ACTION ITEM: Your task is to retype every entry exactly, omitting nothing.

START RECORDS TO USE

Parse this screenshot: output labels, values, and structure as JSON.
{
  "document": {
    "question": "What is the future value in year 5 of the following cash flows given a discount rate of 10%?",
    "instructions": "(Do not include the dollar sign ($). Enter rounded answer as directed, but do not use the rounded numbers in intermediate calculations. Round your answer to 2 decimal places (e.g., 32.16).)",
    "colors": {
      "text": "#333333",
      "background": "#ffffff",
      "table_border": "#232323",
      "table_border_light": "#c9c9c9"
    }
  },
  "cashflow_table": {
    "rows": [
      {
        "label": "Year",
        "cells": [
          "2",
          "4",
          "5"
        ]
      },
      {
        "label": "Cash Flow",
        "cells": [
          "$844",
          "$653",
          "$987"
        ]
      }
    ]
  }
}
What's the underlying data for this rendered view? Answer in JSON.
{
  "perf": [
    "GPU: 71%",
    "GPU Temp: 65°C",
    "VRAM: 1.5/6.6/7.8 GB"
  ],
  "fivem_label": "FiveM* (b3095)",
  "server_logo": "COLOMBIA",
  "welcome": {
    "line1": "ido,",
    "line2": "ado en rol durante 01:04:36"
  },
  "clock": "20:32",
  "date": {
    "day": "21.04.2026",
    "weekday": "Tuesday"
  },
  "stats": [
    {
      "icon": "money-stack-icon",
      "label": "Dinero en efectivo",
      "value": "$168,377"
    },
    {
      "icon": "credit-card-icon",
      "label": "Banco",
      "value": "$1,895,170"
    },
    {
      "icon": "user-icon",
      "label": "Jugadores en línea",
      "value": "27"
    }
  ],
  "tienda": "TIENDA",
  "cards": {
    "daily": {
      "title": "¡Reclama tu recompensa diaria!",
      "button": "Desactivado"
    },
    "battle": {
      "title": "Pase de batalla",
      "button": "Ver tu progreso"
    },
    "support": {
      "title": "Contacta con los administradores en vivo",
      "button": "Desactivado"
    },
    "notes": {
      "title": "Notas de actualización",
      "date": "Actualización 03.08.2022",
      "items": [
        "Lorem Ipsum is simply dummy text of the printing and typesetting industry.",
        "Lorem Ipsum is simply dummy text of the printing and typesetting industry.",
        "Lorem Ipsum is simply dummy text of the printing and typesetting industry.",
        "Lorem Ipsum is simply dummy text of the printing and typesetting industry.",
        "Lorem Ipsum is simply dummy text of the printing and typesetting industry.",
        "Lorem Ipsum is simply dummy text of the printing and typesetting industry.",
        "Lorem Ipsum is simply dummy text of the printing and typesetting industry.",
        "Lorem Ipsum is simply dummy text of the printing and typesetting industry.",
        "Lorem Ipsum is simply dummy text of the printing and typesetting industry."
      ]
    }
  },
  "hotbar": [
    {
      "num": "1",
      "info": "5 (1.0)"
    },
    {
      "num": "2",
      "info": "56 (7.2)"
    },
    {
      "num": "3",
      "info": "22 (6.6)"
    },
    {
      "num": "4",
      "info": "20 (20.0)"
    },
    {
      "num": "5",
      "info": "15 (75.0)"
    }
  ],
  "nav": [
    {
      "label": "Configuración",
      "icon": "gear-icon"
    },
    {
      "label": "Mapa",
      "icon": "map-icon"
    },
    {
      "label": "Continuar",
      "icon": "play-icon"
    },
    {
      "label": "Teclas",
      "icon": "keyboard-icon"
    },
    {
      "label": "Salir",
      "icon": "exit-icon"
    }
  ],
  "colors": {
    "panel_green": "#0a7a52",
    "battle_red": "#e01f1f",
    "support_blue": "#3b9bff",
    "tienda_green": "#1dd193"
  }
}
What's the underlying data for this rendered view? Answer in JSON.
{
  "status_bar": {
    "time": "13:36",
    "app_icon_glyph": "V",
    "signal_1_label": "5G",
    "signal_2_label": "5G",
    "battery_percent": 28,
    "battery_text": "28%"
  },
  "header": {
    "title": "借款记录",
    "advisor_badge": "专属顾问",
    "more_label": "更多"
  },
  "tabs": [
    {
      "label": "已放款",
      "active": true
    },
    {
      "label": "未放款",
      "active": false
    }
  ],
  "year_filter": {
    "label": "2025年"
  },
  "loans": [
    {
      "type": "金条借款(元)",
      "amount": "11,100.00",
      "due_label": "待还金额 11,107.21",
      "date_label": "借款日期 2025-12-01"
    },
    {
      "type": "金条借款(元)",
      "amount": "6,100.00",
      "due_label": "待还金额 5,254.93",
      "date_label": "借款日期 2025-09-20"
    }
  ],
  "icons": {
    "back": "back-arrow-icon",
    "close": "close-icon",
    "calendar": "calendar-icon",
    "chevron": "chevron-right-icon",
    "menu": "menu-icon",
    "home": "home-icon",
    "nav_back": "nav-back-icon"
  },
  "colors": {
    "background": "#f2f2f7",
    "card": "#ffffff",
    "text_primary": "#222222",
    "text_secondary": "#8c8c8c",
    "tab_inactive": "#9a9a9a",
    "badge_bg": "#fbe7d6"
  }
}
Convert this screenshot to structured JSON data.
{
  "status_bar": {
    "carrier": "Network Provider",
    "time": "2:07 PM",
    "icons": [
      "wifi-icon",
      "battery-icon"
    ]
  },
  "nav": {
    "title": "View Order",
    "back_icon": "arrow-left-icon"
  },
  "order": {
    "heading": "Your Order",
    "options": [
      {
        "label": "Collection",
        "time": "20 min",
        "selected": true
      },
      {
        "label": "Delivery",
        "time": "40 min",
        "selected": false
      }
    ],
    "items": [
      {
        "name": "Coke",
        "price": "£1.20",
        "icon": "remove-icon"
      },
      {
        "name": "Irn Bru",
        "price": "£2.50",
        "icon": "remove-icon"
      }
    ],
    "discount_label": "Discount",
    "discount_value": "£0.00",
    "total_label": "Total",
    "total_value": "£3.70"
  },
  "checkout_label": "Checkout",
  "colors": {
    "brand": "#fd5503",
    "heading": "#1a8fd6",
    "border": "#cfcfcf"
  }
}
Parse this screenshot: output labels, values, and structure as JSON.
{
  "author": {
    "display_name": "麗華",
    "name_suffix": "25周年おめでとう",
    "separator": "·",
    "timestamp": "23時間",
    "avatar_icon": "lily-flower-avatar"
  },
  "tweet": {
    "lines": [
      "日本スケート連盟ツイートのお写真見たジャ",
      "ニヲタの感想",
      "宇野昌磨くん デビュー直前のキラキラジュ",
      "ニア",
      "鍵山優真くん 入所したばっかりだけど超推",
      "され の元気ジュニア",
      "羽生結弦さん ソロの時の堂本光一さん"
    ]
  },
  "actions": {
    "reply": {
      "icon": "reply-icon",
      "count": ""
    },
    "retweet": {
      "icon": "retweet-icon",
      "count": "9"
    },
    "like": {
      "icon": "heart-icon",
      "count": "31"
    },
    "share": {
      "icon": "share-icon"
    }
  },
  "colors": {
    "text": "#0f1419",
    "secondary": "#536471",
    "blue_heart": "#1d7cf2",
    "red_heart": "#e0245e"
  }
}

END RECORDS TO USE

TASK RESPONSE:
Parse this screenshot: output labels, values, and structure as JSON.
{
  "document": {
    "question": "What is the future value in year 5 of the following cash flows given a discount rate of 10%?",
    "instructions": "(Do not include the dollar sign ($). Enter rounded answer as directed, but do not use the rounded numbers in intermediate calculations. Round your answer to 2 decimal places (e.g., 32.16).)",
    "colors": {
      "text": "#333333",
      "background": "#ffffff",
      "table_border": "#232323",
      "table_border_light": "#c9c9c9"
    }
  },
  "cashflow_table": {
    "rows": [
      {
        "label": "Year",
        "cells": [
          "2",
          "4",
          "5"
        ]
      },
      {
        "label": "Cash Flow",
        "cells": [
          "$844",
          "$653",
          "$987"
        ]
      }
    ]
  }
}
What's the underlying data for this rendered view? Answer in JSON.
{
  "perf": [
    "GPU: 71%",
    "GPU Temp: 65°C",
    "VRAM: 1.5/6.6/7.8 GB"
  ],
  "fivem_label": "FiveM* (b3095)",
  "server_logo": "COLOMBIA",
  "welcome": {
    "line1": "ido,",
    "line2": "ado en rol durante 01:04:36"
  },
  "clock": "20:32",
  "date": {
    "day": "21.04.2026",
    "weekday": "Tuesday"
  },
  "stats": [
    {
      "icon": "money-stack-icon",
      "label": "Dinero en efectivo",
      "value": "$168,377"
    },
    {
      "icon": "credit-card-icon",
      "label": "Banco",
      "value": "$1,895,170"
    },
    {
      "icon": "user-icon",
      "label": "Jugadores en línea",
      "value": "27"
    }
  ],
  "tienda": "TIENDA",
  "cards": {
    "daily": {
      "title": "¡Reclama tu recompensa diaria!",
      "button": "Desactivado"
    },
    "battle": {
      "title": "Pase de batalla",
      "button": "Ver tu progreso"
    },
    "support": {
      "title": "Contacta con los administradores en vivo",
      "button": "Desactivado"
    },
    "notes": {
      "title": "Notas de actualización",
      "date": "Actualización 03.08.2022",
      "items": [
        "Lorem Ipsum is simply dummy text of the printing and typesetting industry.",
        "Lorem Ipsum is simply dummy text of the printing and typesetting industry.",
        "Lorem Ipsum is simply dummy text of the printing and typesetting industry.",
        "Lorem Ipsum is simply dummy text of the printing and typesetting industry.",
        "Lorem Ipsum is simply dummy text of the printing and typesetting industry.",
        "Lorem Ipsum is simply dummy text of the printing and typesetting industry.",
        "Lorem Ipsum is simply dummy text of the printing and typesetting industry.",
        "Lorem Ipsum is simply dummy text of the printing and typesetting industry.",
        "Lorem Ipsum is simply dummy text of the printing and typesetting industry."
      ]
    }
  },
  "hotbar": [
    {
      "num": "1",
      "info": "5 (1.0)"
    },
    {
      "num": "2",
      "info": "56 (7.2)"
    },
    {
      "num": "3",
      "info": "22 (6.6)"
    },
    {
      "num": "4",
      "info": "20 (20.0)"
    },
    {
      "num": "5",
      "info": "15 (75.0)"
    }
  ],
  "nav": [
    {
      "label": "Configuración",
      "icon": "gear-icon"
    },
    {
      "label": "Mapa",
      "icon": "map-icon"
    },
    {
      "label": "Continuar",
      "icon": "play-icon"
    },
    {
      "label": "Teclas",
      "icon": "keyboard-icon"
    },
    {
      "label": "Salir",
      "icon": "exit-icon"
    }
  ],
  "colors": {
    "panel_green": "#0a7a52",
    "battle_red": "#e01f1f",
    "support_blue": "#3b9bff",
    "tienda_green": "#1dd193"
  }
}
What's the underlying data for this rendered view? Answer in JSON.
{
  "status_bar": {
    "time": "13:36",
    "app_icon_glyph": "V",
    "signal_1_label": "5G",
    "signal_2_label": "5G",
    "battery_percent": 28,
    "battery_text": "28%"
  },
  "header": {
    "title": "借款记录",
    "advisor_badge": "专属顾问",
    "more_label": "更多"
  },
  "tabs": [
    {
      "label": "已放款",
      "active": true
    },
    {
      "label": "未放款",
      "active": false
    }
  ],
  "year_filter": {
    "label": "2025年"
  },
  "loans": [
    {
      "type": "金条借款(元)",
      "amount": "11,100.00",
      "due_label": "待还金额 11,107.21",
      "date_label": "借款日期 2025-12-01"
    },
    {
      "type": "金条借款(元)",
      "amount": "6,100.00",
      "due_label": "待还金额 5,254.93",
      "date_label": "借款日期 2025-09-20"
    }
  ],
  "icons": {
    "back": "back-arrow-icon",
    "close": "close-icon",
    "calendar": "calendar-icon",
    "chevron": "chevron-right-icon",
    "menu": "menu-icon",
    "home": "home-icon",
    "nav_back": "nav-back-icon"
  },
  "colors": {
    "background": "#f2f2f7",
    "card": "#ffffff",
    "text_primary": "#222222",
    "text_secondary": "#8c8c8c",
    "tab_inactive": "#9a9a9a",
    "badge_bg": "#fbe7d6"
  }
}
Convert this screenshot to structured JSON data.
{
  "status_bar": {
    "carrier": "Network Provider",
    "time": "2:07 PM",
    "icons": [
      "wifi-icon",
      "battery-icon"
    ]
  },
  "nav": {
    "title": "View Order",
    "back_icon": "arrow-left-icon"
  },
  "order": {
    "heading": "Your Order",
    "options": [
      {
        "label": "Collection",
        "time": "20 min",
        "selected": true
      },
      {
        "label": "Delivery",
        "time": "40 min",
        "selected": false
      }
    ],
    "items": [
      {
        "name": "Coke",
        "price": "£1.20",
        "icon": "remove-icon"
      },
      {
        "name": "Irn Bru",
        "price": "£2.50",
        "icon": "remove-icon"
      }
    ],
    "discount_label": "Discount",
    "discount_value": "£0.00",
    "total_label": "Total",
    "total_value": "£3.70"
  },
  "checkout_label": "Checkout",
  "colors": {
    "brand": "#fd5503",
    "heading": "#1a8fd6",
    "border": "#cfcfcf"
  }
}
Parse this screenshot: output labels, values, and structure as JSON.
{
  "author": {
    "display_name": "麗華",
    "name_suffix": "25周年おめでとう",
    "separator": "·",
    "timestamp": "23時間",
    "avatar_icon": "lily-flower-avatar"
  },
  "tweet": {
    "lines": [
      "日本スケート連盟ツイートのお写真見たジャ",
      "ニヲタの感想",
      "宇野昌磨くん デビュー直前のキラキラジュ",
      "ニア",
      "鍵山優真くん 入所したばっかりだけど超推",
      "され の元気ジュニア",
      "羽生結弦さん ソロの時の堂本光一さん"
    ]
  },
  "actions": {
    "reply": {
      "icon": "reply-icon",
      "count": ""
    },
    "retweet": {
      "icon": "retweet-icon",
      "count": "9"
    },
    "like": {
      "icon": "heart-icon",
      "count": "31"
    },
    "share": {
      "icon": "share-icon"
    }
  },
  "colors": {
    "text": "#0f1419",
    "secondary": "#536471",
    "blue_heart": "#1d7cf2",
    "red_heart": "#e0245e"
  }
}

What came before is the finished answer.